Olli Lagerspetz breathes new life into the philosophical debate by showing how questions about trust are at the centre of any in-depth analyses of the nature of human agency and human rationality and that these issues, in turban, lie at the heart of philosophical ethics.
Ideal for those grappling with these issues for the first time, Trust, Ethics and Human Reason provides a thorough and impassioned assessment of the concept of trust in moral philosophy.
About the Author
Olli Lagerspetz is Senior Lecturer in Philosophy at Åbo Academy, Finland.
Table of Contents
1 Trust and our worries with it
Trust and reason: Friends or foes?
On how to write about what trust 'is'
The need for reflexivity
Trust and reliance
Normative and non-normative conceptions of trust
What happens next?
2 Trust and Hobbesian reason
The Hobbesian dilemma
Trust as risk management
A game-theoretic solution
Critique of game theory: The need for a social framework
Trustworthiness and encapsulated interests
Is this trust? – A caveat
Trust and strategic reason, and where to go from here
The metaphysics of interests
3 Vulnerability and entrusting
Baier's ambiguous critique of rationalism
The theory of trust as entrusting
Entrusting and simple trust
Factual and ethical vulnerability
The notion of possibility
A Novel from the 21st Century
Trusting and being trusted
4 The time dimension
Prisoners' Dilemma revisited
Timelessness in non-formal treatments of trust
Trust as an interpretative activity
Normality in ongoing interaction
Methodological timelessness and methodological individualism
5 'Trust' as an organizing tool
Is trust a psychological state?
The 'dys-appearance' of trust
First- and third-person perspectives
The need for challenge
6 Communication, truthfulness, trust

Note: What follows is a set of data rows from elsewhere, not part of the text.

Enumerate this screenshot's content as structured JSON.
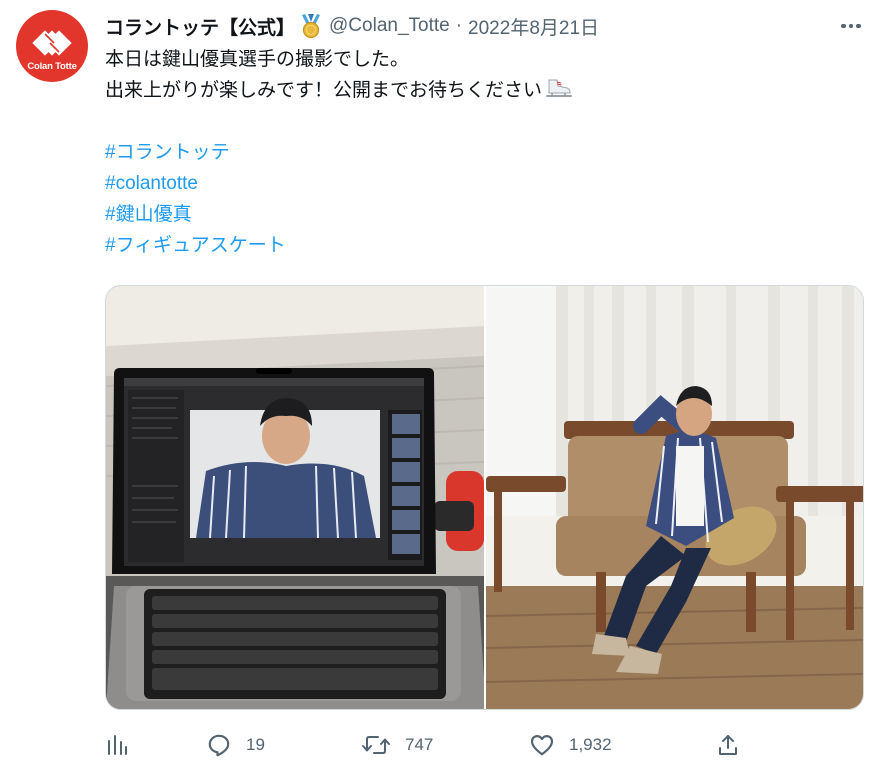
{
  "tweet": {
    "author": {
      "display_name": "コラントッテ【公式】",
      "handle": "@Colan_Totte",
      "verified_badge_icon": "gold-medal-icon",
      "avatar": {
        "brand_text": "Colan Totte",
        "background": "#e2352b"
      }
    },
    "separator": "·",
    "date": "2022年8月21日",
    "text_lines": [
      "本日は鍵山優真選手の撮影でした。",
      "出来上がりが楽しみです！公開までお待ちください"
    ],
    "emoji": "skate-icon",
    "hashtags": [
      "#コラントッテ",
      "#colantotte",
      "#鍵山優真",
      "#フィギュアスケート"
    ],
    "media": [
      {
        "name": "photo-laptop-editing",
        "icon": "laptop-photo"
      },
      {
        "name": "photo-athlete-on-sofa",
        "icon": "person-on-sofa-photo"
      }
    ],
    "actions": {
      "analytics": {
        "icon": "analytics-icon",
        "count": ""
      },
      "reply": {
        "icon": "reply-icon",
        "count": "19"
      },
      "retweet": {
        "icon": "retweet-icon",
        "count": "747"
      },
      "like": {
        "icon": "like-icon",
        "count": "1,932"
      },
      "share": {
        "icon": "share-icon",
        "count": ""
      }
    },
    "more_icon": "more-icon"
  },
  "colors": {
    "text": "#0f1419",
    "secondary": "#536471",
    "link": "#1d9bf0",
    "border": "#cfd9de",
    "brand_red": "#e2352b"
  }
}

Communication as manipulation and mindreading
The testimony debate
The norm of truthfulness
Løgstrup: Trust in conversation
'Image' vs real presence
The place of 'trust' in different ideas of language
7 Basic trust
Trust as a response to scepticism
A self-deception theory of basic trust
Paranoia and scepticism
'The substratum of all my enquiring and asserting'
Meeting the other in trust: Weil and Løgstrup
Ideas of basic trust in context